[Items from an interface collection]

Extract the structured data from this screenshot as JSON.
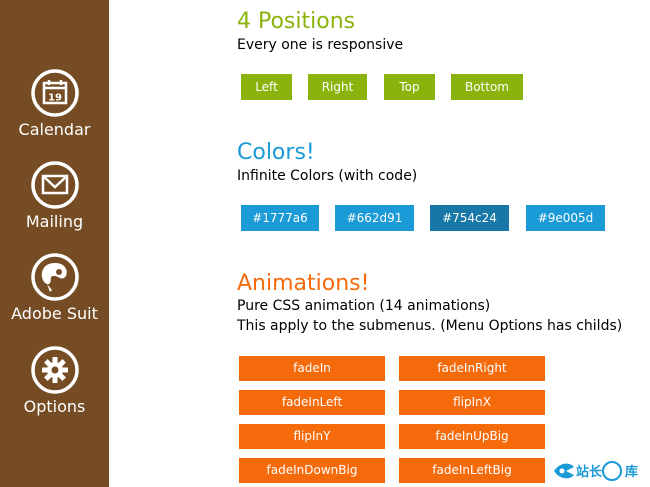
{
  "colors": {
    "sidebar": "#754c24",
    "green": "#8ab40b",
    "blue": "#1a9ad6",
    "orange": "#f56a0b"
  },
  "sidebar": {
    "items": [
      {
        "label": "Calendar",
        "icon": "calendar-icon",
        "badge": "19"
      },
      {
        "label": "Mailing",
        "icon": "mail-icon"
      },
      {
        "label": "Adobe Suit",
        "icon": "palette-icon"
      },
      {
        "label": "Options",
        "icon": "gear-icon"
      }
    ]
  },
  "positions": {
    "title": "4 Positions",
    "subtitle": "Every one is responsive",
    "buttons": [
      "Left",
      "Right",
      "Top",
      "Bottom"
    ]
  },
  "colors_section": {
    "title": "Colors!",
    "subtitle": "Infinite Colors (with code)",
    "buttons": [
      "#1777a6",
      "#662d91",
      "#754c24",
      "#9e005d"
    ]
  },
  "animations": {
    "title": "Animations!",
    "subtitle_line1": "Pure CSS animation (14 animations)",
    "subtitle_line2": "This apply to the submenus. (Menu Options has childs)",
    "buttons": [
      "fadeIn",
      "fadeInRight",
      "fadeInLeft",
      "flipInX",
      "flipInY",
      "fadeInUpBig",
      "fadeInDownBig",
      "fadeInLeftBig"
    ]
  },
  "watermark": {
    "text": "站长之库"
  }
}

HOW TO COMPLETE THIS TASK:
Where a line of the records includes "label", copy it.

RESPONSE AREA:
        "label": "Calendar",
        "label": "Mailing",
        "label": "Adobe Suit",
        "label": "Options",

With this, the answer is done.